Why Is a Cough Worse at Night

There's a Reason Why Your Cough Feels So Much Worse at Night

One of the most important aspects of recovering from a cold is rest. Your body desperately needs rest in order to give your immune system time to recharge while fighting the infection. While this may be true, it's a little hard to put into practice when every time you lay down to get some shuteye, you find yourself coughing up a storm that leaves you awake for most of the night.

If you've been wondering why you're stuck in a sleepless catch-22 all cold and flu season, you can wonder no more because we got to the bottom of it, with the help of Clinical Director of London Doctors Clinic, Dr. Preethi Daniel.

Why is your cough worse at night?

According to Dr. Preethi, it's not all down to your imagination, the medical reason behind your cold being worse as soon as you fall asleep is simply down to gravity, saying, "when we lie down, mucus begins to pool and drip down the throat and tickle nerves that trigger coughs."

ADVERTISEMENT

It also doesn't help that the air is drier at night, she explains, "Drier air due to radiators doesn't help. Paradoxically, our airways and mucus membranes work harder to keep everything moist when there is dry air at night. More mucus production when you have a cough and cold means more congestion, more post-nasal dripping, and more cough."

What can you do to avoid it?
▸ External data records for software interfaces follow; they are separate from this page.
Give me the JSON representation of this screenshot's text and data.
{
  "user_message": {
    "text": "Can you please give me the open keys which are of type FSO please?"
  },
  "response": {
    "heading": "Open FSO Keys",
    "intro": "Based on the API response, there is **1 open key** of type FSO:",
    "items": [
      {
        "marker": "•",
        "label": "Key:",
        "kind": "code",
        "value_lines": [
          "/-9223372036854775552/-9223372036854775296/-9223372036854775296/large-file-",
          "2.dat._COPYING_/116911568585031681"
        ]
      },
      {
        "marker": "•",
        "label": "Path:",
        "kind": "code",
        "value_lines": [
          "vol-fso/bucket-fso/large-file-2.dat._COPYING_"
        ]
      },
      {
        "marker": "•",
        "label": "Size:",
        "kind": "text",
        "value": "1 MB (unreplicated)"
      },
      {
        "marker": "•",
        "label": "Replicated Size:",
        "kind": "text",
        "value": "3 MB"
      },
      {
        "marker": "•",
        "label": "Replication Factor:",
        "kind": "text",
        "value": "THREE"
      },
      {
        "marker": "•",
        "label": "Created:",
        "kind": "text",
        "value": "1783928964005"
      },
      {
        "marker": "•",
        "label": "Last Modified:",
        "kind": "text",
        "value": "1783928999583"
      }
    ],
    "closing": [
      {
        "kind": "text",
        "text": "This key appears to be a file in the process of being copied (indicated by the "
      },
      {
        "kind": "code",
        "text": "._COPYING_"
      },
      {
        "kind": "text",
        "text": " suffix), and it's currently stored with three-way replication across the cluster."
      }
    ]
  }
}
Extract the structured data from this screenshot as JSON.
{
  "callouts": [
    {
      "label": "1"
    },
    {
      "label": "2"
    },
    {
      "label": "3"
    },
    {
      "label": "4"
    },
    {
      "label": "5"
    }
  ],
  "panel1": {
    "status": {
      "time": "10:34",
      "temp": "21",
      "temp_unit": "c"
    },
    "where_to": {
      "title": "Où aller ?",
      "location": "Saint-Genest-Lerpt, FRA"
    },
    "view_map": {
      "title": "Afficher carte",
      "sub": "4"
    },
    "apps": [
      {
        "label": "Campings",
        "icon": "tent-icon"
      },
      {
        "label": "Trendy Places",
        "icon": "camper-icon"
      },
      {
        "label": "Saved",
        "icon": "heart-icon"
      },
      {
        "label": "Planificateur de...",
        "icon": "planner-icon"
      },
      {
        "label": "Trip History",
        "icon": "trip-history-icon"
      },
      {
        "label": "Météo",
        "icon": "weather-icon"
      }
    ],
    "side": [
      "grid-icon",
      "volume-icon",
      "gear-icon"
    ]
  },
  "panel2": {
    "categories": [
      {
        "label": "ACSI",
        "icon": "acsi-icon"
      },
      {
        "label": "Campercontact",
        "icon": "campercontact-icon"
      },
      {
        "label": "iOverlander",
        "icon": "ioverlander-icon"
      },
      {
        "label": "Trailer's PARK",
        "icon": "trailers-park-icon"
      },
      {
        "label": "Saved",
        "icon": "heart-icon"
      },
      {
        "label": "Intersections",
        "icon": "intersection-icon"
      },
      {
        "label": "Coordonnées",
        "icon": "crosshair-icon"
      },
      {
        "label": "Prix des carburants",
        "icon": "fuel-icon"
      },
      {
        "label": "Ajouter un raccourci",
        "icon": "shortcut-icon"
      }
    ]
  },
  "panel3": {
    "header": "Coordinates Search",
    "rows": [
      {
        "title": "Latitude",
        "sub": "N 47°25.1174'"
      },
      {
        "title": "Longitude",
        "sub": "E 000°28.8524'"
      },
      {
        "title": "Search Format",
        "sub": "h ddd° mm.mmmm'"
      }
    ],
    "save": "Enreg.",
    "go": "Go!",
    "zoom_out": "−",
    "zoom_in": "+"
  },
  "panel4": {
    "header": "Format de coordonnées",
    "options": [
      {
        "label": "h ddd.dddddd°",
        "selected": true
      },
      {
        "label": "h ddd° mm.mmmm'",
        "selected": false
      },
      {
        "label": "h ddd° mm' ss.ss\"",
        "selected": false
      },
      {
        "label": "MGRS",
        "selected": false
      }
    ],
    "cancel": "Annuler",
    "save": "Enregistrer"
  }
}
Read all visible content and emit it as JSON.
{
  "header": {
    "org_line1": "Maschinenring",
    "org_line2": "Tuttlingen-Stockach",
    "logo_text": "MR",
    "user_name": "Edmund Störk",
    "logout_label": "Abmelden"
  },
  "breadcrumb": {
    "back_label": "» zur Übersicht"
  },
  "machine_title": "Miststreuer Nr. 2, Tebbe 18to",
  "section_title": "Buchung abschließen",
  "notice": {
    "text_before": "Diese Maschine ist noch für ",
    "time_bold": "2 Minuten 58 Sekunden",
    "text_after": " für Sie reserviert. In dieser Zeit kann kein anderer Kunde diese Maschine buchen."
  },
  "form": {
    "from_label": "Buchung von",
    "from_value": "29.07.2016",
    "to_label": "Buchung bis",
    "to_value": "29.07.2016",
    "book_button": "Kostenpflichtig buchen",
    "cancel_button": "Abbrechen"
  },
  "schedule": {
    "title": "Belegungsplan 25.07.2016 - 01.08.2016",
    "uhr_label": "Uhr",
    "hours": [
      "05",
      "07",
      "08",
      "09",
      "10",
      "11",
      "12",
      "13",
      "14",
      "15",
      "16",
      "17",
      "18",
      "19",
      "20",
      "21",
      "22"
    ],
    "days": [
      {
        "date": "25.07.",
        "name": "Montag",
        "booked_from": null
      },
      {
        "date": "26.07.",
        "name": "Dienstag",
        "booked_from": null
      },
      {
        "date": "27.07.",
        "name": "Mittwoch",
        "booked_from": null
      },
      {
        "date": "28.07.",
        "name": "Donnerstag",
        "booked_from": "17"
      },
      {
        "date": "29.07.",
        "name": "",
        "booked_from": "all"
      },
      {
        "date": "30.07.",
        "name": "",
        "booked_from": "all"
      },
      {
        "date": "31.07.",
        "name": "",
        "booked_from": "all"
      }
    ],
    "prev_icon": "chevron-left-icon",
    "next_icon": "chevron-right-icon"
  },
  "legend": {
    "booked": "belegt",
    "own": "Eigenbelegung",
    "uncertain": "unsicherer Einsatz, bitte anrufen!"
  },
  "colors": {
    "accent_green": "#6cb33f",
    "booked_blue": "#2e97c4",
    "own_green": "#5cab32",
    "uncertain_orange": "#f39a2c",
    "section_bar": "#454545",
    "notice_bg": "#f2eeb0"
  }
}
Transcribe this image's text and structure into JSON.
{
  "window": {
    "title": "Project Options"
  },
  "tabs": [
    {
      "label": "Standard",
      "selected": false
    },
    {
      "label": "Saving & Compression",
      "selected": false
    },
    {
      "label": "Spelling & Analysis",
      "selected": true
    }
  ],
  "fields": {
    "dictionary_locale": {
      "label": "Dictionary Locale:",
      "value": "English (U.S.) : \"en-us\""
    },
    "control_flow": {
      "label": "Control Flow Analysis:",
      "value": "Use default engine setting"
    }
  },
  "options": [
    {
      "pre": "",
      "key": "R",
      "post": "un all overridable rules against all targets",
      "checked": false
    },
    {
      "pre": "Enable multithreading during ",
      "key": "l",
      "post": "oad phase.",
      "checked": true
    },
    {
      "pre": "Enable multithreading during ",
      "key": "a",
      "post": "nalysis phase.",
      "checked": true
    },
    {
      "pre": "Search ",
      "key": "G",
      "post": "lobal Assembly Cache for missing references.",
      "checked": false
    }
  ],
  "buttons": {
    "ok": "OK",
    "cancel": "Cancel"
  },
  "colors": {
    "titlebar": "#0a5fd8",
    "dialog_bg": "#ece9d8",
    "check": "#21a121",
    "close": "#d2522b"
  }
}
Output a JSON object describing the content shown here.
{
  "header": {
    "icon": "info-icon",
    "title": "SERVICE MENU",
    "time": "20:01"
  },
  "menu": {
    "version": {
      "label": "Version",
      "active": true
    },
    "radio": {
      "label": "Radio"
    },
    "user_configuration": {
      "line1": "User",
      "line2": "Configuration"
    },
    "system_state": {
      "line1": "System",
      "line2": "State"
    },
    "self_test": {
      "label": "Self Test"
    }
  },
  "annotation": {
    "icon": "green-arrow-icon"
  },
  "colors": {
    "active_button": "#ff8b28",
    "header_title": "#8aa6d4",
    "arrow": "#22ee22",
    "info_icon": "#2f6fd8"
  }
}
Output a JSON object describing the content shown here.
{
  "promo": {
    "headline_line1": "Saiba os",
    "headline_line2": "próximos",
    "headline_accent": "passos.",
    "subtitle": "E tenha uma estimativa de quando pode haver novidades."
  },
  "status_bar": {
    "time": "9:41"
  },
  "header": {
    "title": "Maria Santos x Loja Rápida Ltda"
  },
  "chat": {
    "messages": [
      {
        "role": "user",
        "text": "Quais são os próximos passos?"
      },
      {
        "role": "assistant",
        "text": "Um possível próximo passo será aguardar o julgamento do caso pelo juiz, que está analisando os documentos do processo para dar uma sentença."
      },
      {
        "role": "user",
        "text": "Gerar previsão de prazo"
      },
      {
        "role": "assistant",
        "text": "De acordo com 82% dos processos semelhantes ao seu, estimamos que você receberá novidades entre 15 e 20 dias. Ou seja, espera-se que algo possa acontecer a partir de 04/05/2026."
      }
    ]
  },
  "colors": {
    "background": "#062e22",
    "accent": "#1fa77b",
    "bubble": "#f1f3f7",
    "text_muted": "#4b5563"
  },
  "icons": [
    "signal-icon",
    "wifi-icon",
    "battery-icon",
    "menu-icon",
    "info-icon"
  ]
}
While you might not be able to completely get rid of your nighttime cough, there are ways to lessen how much it affects your sleep. Dr. Preethi suggests the following tips: "prop your pillow up a little, steamy bath or shower before bed, decongestant nasal spray, or good old Vicks rubbed on your chest will help. Olbas oil drops on a damp towel on the radiator is a good cheap alternative to an expensive humidifier — which, of course, is also a recommendation. Menthol cough lozenges or syrups work well at night for temporary relief and if you get the drowsy kind, it will help you get better sleep."

Latest Health & Fitness